Victory: Federal Appeals Court Declares NSA Domestic Spying on Telephone Calls Illegal, ‘Staggering’ in Scope, and Unauthorized by USA Patriot Act
By John W. Whitehead
Describing the National Security Agency’s (NSA) domestic spying program that collects data about virtually all telephone calls made in the United States as “staggering” in its scope and unauthorized by the Patriot Act, a federal appeals court has struck down the agency’s surveillance program, ruling that the program violates a federal law authorizing more limited investigations in support of national security. The unanimous decision in ACLU v. Clapper vacated a ruling upholding the NSA’s bulk collection of telephone metadata, which has continued since 2006, and instructed the lower court to consider whether to order the government to stop the surveillance. The Rutherford Institute filed an amicus curiae brief in the case likening the program to the abusive colonial-era general warrants and writs of assistance which prompted the Framers of the U.S. Constitution to adopt the Fourth Amendment’s ban on unreasonable searches and seizures.
“James Madison, who was one of the primary drafters of our Constitution, once warned that we should take alarm at the first experiment with our liberties,” stated John W. Whitehead, president of The Rutherford Institute and author of Battlefield America: The War on the American People. “While it is heartening that at least some Americans are starting to heed Madison’s warning, this ruling doesn’t alter the fact that the government not only views the citizenry as suspects but treats them as suspects, as well. The fact that the NSA is routinely operating outside of the law and overstepping its legal authority by carrying out surveillance on American citizens is a result of giving the government broad powers and allowing government agencies to routinely sidestep the Constitution.”
In the weeks after the September 11, 2001, terrorist attacks, the NSA began a program of collecting telephone call records in bulk. After continuing the program without judicial authorization, in 2006, the government sought and obtained authorization from the FISC, a special court established to consider government applications for surveillance of foreign agents and which conducts its activities largely in secret. The 2006 order, which has been renewed several times since, allows the NSA to collect “telephone metadata,” which includes the telephone numbers placing and receiving the call, the date, time and duration of the call, and other session-identifying information, and applies to every call placed or received within the United States. The government retains this information and has the ability to conduct computer analysis to determine patterns of behavior that can reveal personal information about citizens. The program remained secret until June 2013 when information leaked by former NSA contractor Edward Snowden was made public. That same month, the American Civil Liberties Union and affiliated entities filed a lawsuit alleging that the program violated statutory restrictions imposed by the Foreign Intelligence Surveillance Act and the Fourth Amendment.

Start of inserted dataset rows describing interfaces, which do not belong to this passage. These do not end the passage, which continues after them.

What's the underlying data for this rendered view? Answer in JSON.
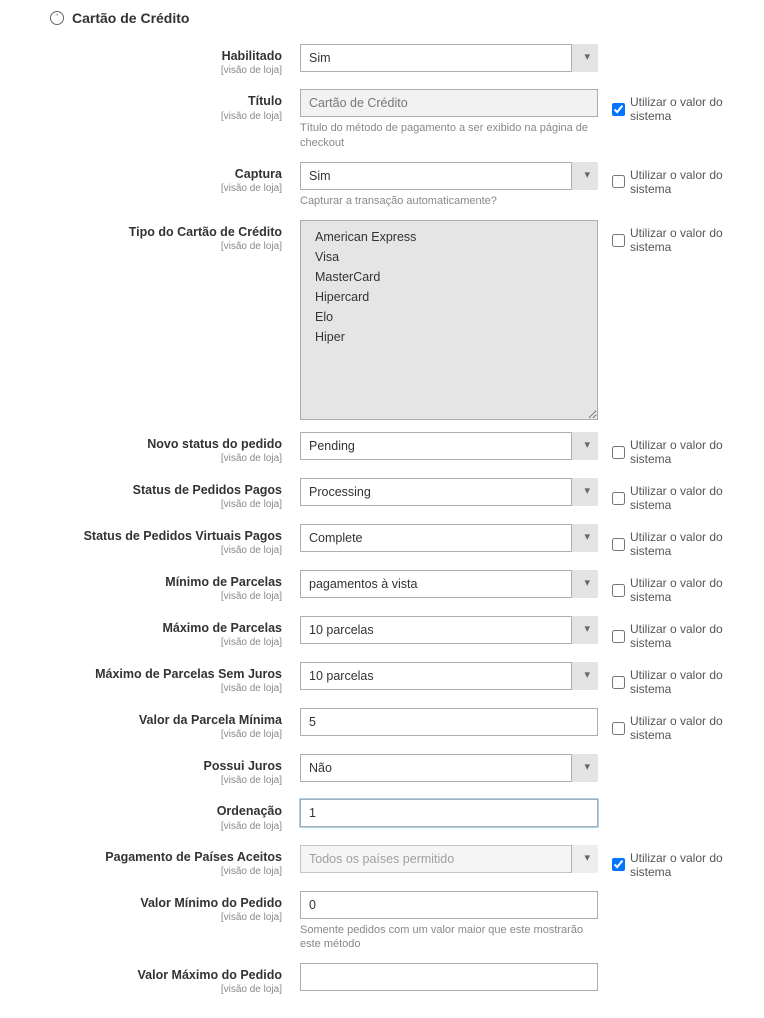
{
  "section": {
    "title": "Cartão de Crédito"
  },
  "common": {
    "scope": "[visão de loja]",
    "system_value_label": "Utilizar o valor do sistema"
  },
  "fields": {
    "enabled": {
      "label": "Habilitado",
      "value": "Sim"
    },
    "title": {
      "label": "Título",
      "value": "Cartão de Crédito",
      "hint": "Título do método de pagamento a ser exibido na página de checkout",
      "system_checked": true
    },
    "capture": {
      "label": "Captura",
      "value": "Sim",
      "hint": "Capturar a transação automaticamente?",
      "system_checked": false
    },
    "cc_types": {
      "label": "Tipo do Cartão de Crédito",
      "items": [
        "American Express",
        "Visa",
        "MasterCard",
        "Hipercard",
        "Elo",
        "Hiper"
      ],
      "system_checked": false
    },
    "new_status": {
      "label": "Novo status do pedido",
      "value": "Pending",
      "system_checked": false
    },
    "paid_status": {
      "label": "Status de Pedidos Pagos",
      "value": "Processing",
      "system_checked": false
    },
    "virtual_status": {
      "label": "Status de Pedidos Virtuais Pagos",
      "value": "Complete",
      "system_checked": false
    },
    "min_install": {
      "label": "Mínimo de Parcelas",
      "value": "pagamentos à vista",
      "system_checked": false
    },
    "max_install": {
      "label": "Máximo de Parcelas",
      "value": "10 parcelas",
      "system_checked": false
    },
    "max_install_nofee": {
      "label": "Máximo de Parcelas Sem Juros",
      "value": "10 parcelas",
      "system_checked": false
    },
    "min_install_value": {
      "label": "Valor da Parcela Mínima",
      "value": "5",
      "system_checked": false
    },
    "has_fee": {
      "label": "Possui Juros",
      "value": "Não"
    },
    "sort": {
      "label": "Ordenação",
      "value": "1"
    },
    "countries": {
      "label": "Pagamento de Países Aceitos",
      "value": "Todos os países permitido",
      "system_checked": true
    },
    "min_order": {
      "label": "Valor Mínimo do Pedido",
      "value": "0",
      "hint": "Somente pedidos com um valor maior que este mostrarão este método"
    },
    "max_order": {
      "label": "Valor Máximo do Pedido",
      "value": ""
    }
  }
}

In December 2013, a federal district court in New York rejected the legal challenge to the government’s surveillance and upheld the program, ruling that because telephone users “voluntarily” disclose information to telephone companies, the collection of information by the government does not constitute an illegal search. In weighing in on the case, The Rutherford Institute argues that “the bulk metadata collection order is no different from the abusive general warrants colonies suffered under and which were intended to be outlawed with the adoption of the Bill of Rights.” Institute attorneys have asked the court to reverse the lower court decision on the grounds that it runs headlong against the principles and purposes that were the foundation for the adoption of Bill of Rights prohibition on unreasonable searches and seizures.